Web page and app entries
Content starts
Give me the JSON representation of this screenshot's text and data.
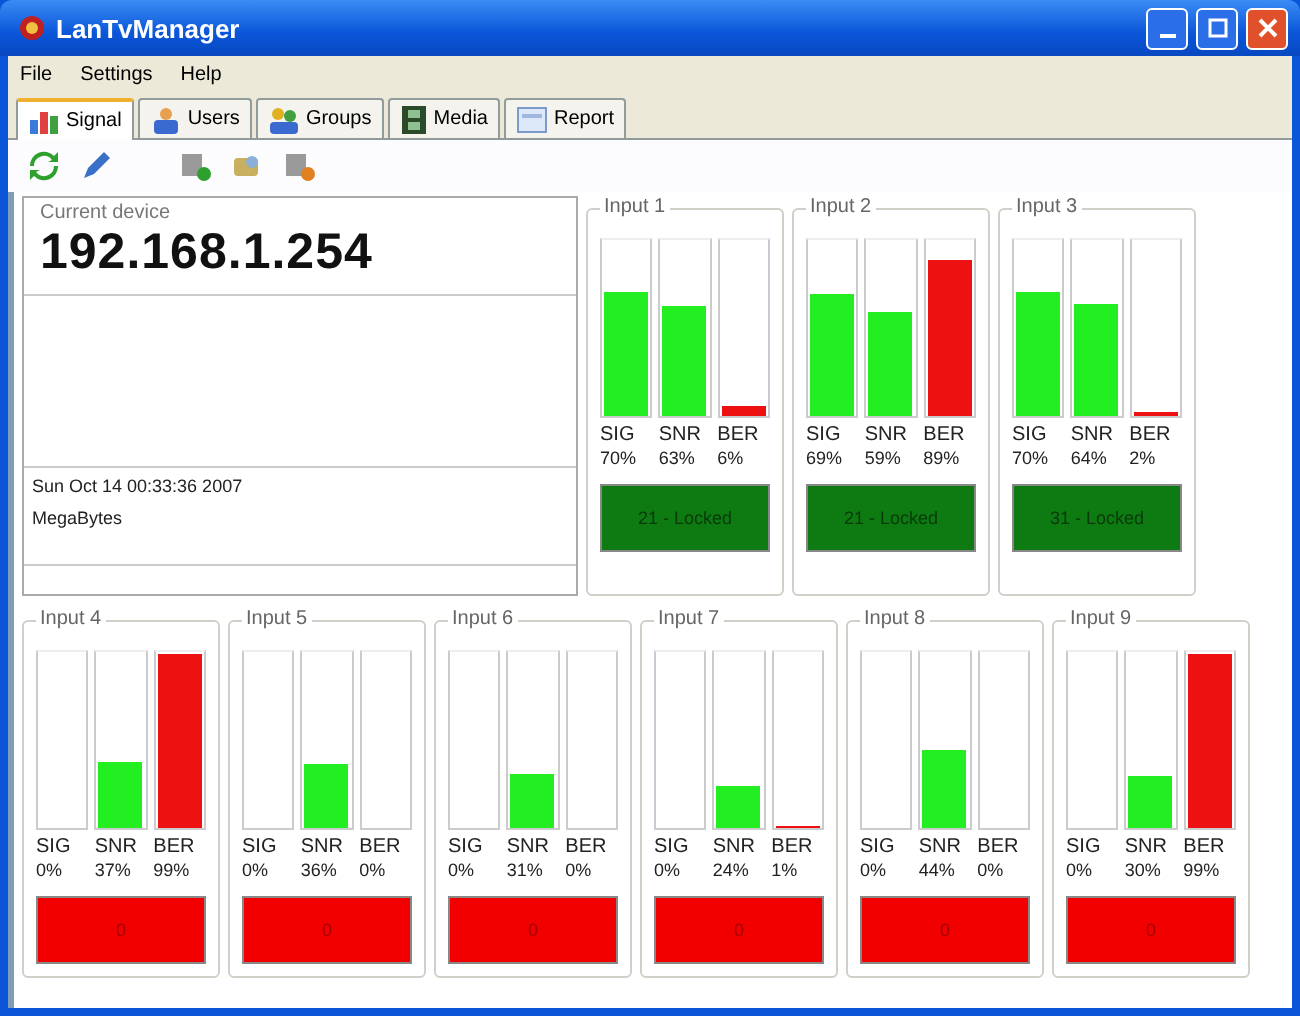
{
  "window": {
    "title": "LanTvManager"
  },
  "menu": [
    "File",
    "Settings",
    "Help"
  ],
  "tabs": [
    {
      "label": "Signal",
      "selected": true,
      "kind": "chart"
    },
    {
      "label": "Users",
      "selected": false,
      "kind": "users"
    },
    {
      "label": "Groups",
      "selected": false,
      "kind": "groups"
    },
    {
      "label": "Media",
      "selected": false,
      "kind": "film"
    },
    {
      "label": "Report",
      "selected": false,
      "kind": "report"
    }
  ],
  "device": {
    "caption": "Current device",
    "address": "192.168.1.254",
    "timestamp": "Sun Oct 14 00:33:36 2007",
    "unit": "MegaBytes"
  },
  "inputs": [
    {
      "title": "Input 1",
      "meters": [
        {
          "label": "SIG",
          "value": "70%",
          "level": 0.7,
          "kind": "signal"
        },
        {
          "label": "SNR",
          "value": "63%",
          "level": 0.63,
          "kind": "signal"
        },
        {
          "label": "BER",
          "value": "6%",
          "level": 0.06,
          "kind": "error"
        }
      ],
      "status": {
        "text": "21 - Locked",
        "locked": true
      }
    },
    {
      "title": "Input 2",
      "meters": [
        {
          "label": "SIG",
          "value": "69%",
          "level": 0.69,
          "kind": "signal"
        },
        {
          "label": "SNR",
          "value": "59%",
          "level": 0.59,
          "kind": "signal"
        },
        {
          "label": "BER",
          "value": "89%",
          "level": 0.89,
          "kind": "error"
        }
      ],
      "status": {
        "text": "21 - Locked",
        "locked": true
      }
    },
    {
      "title": "Input 3",
      "meters": [
        {
          "label": "SIG",
          "value": "70%",
          "level": 0.7,
          "kind": "signal"
        },
        {
          "label": "SNR",
          "value": "64%",
          "level": 0.64,
          "kind": "signal"
        },
        {
          "label": "BER",
          "value": "2%",
          "level": 0.02,
          "kind": "error"
        }
      ],
      "status": {
        "text": "31 - Locked",
        "locked": true
      }
    },
    {
      "title": "Input 4",
      "meters": [
        {
          "label": "SIG",
          "value": "0%",
          "level": 0,
          "kind": "signal"
        },
        {
          "label": "SNR",
          "value": "37%",
          "level": 0.37,
          "kind": "signal"
        },
        {
          "label": "BER",
          "value": "99%",
          "level": 0.99,
          "kind": "error"
        }
      ],
      "status": {
        "text": "0",
        "locked": false
      }
    },
    {
      "title": "Input 5",
      "meters": [
        {
          "label": "SIG",
          "value": "0%",
          "level": 0,
          "kind": "signal"
        },
        {
          "label": "SNR",
          "value": "36%",
          "level": 0.36,
          "kind": "signal"
        },
        {
          "label": "BER",
          "value": "0%",
          "level": 0,
          "kind": "error"
        }
      ],
      "status": {
        "text": "0",
        "locked": false
      }
    },
    {
      "title": "Input 6",
      "meters": [
        {
          "label": "SIG",
          "value": "0%",
          "level": 0,
          "kind": "signal"
        },
        {
          "label": "SNR",
          "value": "31%",
          "level": 0.31,
          "kind": "signal"
        },
        {
          "label": "BER",
          "value": "0%",
          "level": 0,
          "kind": "error"
        }
      ],
      "status": {
        "text": "0",
        "locked": false
      }
    },
    {
      "title": "Input 7",
      "meters": [
        {
          "label": "SIG",
          "value": "0%",
          "level": 0,
          "kind": "signal"
        },
        {
          "label": "SNR",
          "value": "24%",
          "level": 0.24,
          "kind": "signal"
        },
        {
          "label": "BER",
          "value": "1%",
          "level": 0.01,
          "kind": "error"
        }
      ],
      "status": {
        "text": "0",
        "locked": false
      }
    },
    {
      "title": "Input 8",
      "meters": [
        {
          "label": "SIG",
          "value": "0%",
          "level": 0,
          "kind": "signal"
        },
        {
          "label": "SNR",
          "value": "44%",
          "level": 0.44,
          "kind": "signal"
        },
        {
          "label": "BER",
          "value": "0%",
          "level": 0,
          "kind": "error"
        }
      ],
      "status": {
        "text": "0",
        "locked": false
      }
    },
    {
      "title": "Input 9",
      "meters": [
        {
          "label": "SIG",
          "value": "0%",
          "level": 0,
          "kind": "signal"
        },
        {
          "label": "SNR",
          "value": "30%",
          "level": 0.3,
          "kind": "signal"
        },
        {
          "label": "BER",
          "value": "99%",
          "level": 0.99,
          "kind": "error"
        }
      ],
      "status": {
        "text": "0",
        "locked": false
      }
    }
  ]
}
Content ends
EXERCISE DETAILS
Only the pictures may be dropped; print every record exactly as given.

ANSWER TO THIS EXERCISE
Give me the JSON representation of this screenshot's text and data.
{
  "window": {
    "title": "LanTvManager"
  },
  "menu": [
    "File",
    "Settings",
    "Help"
  ],
  "tabs": [
    {
      "label": "Signal",
      "selected": true,
      "kind": "chart"
    },
    {
      "label": "Users",
      "selected": false,
      "kind": "users"
    },
    {
      "label": "Groups",
      "selected": false,
      "kind": "groups"
    },
    {
      "label": "Media",
      "selected": false,
      "kind": "film"
    },
    {
      "label": "Report",
      "selected": false,
      "kind": "report"
    }
  ],
  "device": {
    "caption": "Current device",
    "address": "192.168.1.254",
    "timestamp": "Sun Oct 14 00:33:36 2007",
    "unit": "MegaBytes"
  },
  "inputs": [
    {
      "title": "Input 1",
      "meters": [
        {
          "label": "SIG",
          "value": "70%",
          "level": 0.7,
          "kind": "signal"
        },
        {
          "label": "SNR",
          "value": "63%",
          "level": 0.63,
          "kind": "signal"
        },
        {
          "label": "BER",
          "value": "6%",
          "level": 0.06,
          "kind": "error"
        }
      ],
      "status": {
        "text": "21 - Locked",
        "locked": true
      }
    },
    {
      "title": "Input 2",
      "meters": [
        {
          "label": "SIG",
          "value": "69%",
          "level": 0.69,
          "kind": "signal"
        },
        {
          "label": "SNR",
          "value": "59%",
          "level": 0.59,
          "kind": "signal"
        },
        {
          "label": "BER",
          "value": "89%",
          "level": 0.89,
          "kind": "error"
        }
      ],
      "status": {
        "text": "21 - Locked",
        "locked": true
      }
    },
    {
      "title": "Input 3",
      "meters": [
        {
          "label": "SIG",
          "value": "70%",
          "level": 0.7,
          "kind": "signal"
        },
        {
          "label": "SNR",
          "value": "64%",
          "level": 0.64,
          "kind": "signal"
        },
        {
          "label": "BER",
          "value": "2%",
          "level": 0.02,
          "kind": "error"
        }
      ],
      "status": {
        "text": "31 - Locked",
        "locked": true
      }
    },
    {
      "title": "Input 4",
      "meters": [
        {
          "label": "SIG",
          "value": "0%",
          "level": 0,
          "kind": "signal"
        },
        {
          "label": "SNR",
          "value": "37%",
          "level": 0.37,
          "kind": "signal"
        },
        {
          "label": "BER",
          "value": "99%",
          "level": 0.99,
          "kind": "error"
        }
      ],
      "status": {
        "text": "0",
        "locked": false
      }
    },
    {
      "title": "Input 5",
      "meters": [
        {
          "label": "SIG",
          "value": "0%",
          "level": 0,
          "kind": "signal"
        },
        {
          "label": "SNR",
          "value": "36%",
          "level": 0.36,
          "kind": "signal"
        },
        {
          "label": "BER",
          "value": "0%",
          "level": 0,
          "kind": "error"
        }
      ],
      "status": {
        "text": "0",
        "locked": false
      }
    },
    {
      "title": "Input 6",
      "meters": [
        {
          "label": "SIG",
          "value": "0%",
          "level": 0,
          "kind": "signal"
        },
        {
          "label": "SNR",
          "value": "31%",
          "level": 0.31,
          "kind": "signal"
        },
        {
          "label": "BER",
          "value": "0%",
          "level": 0,
          "kind": "error"
        }
      ],
      "status": {
        "text": "0",
        "locked": false
      }
    },
    {
      "title": "Input 7",
      "meters": [
        {
          "label": "SIG",
          "value": "0%",
          "level": 0,
          "kind": "signal"
        },
        {
          "label": "SNR",
          "value": "24%",
          "level": 0.24,
          "kind": "signal"
        },
        {
          "label": "BER",
          "value": "1%",
          "level": 0.01,
          "kind": "error"
        }
      ],
      "status": {
        "text": "0",
        "locked": false
      }
    },
    {
      "title": "Input 8",
      "meters": [
        {
          "label": "SIG",
          "value": "0%",
          "level": 0,
          "kind": "signal"
        },
        {
          "label": "SNR",
          "value": "44%",
          "level": 0.44,
          "kind": "signal"
        },
        {
          "label": "BER",
          "value": "0%",
          "level": 0,
          "kind": "error"
        }
      ],
      "status": {
        "text": "0",
        "locked": false
      }
    },
    {
      "title": "Input 9",
      "meters": [
        {
          "label": "SIG",
          "value": "0%",
          "level": 0,
          "kind": "signal"
        },
        {
          "label": "SNR",
          "value": "30%",
          "level": 0.3,
          "kind": "signal"
        },
        {
          "label": "BER",
          "value": "99%",
          "level": 0.99,
          "kind": "error"
        }
      ],
      "status": {
        "text": "0",
        "locked": false
      }
    }
  ]
}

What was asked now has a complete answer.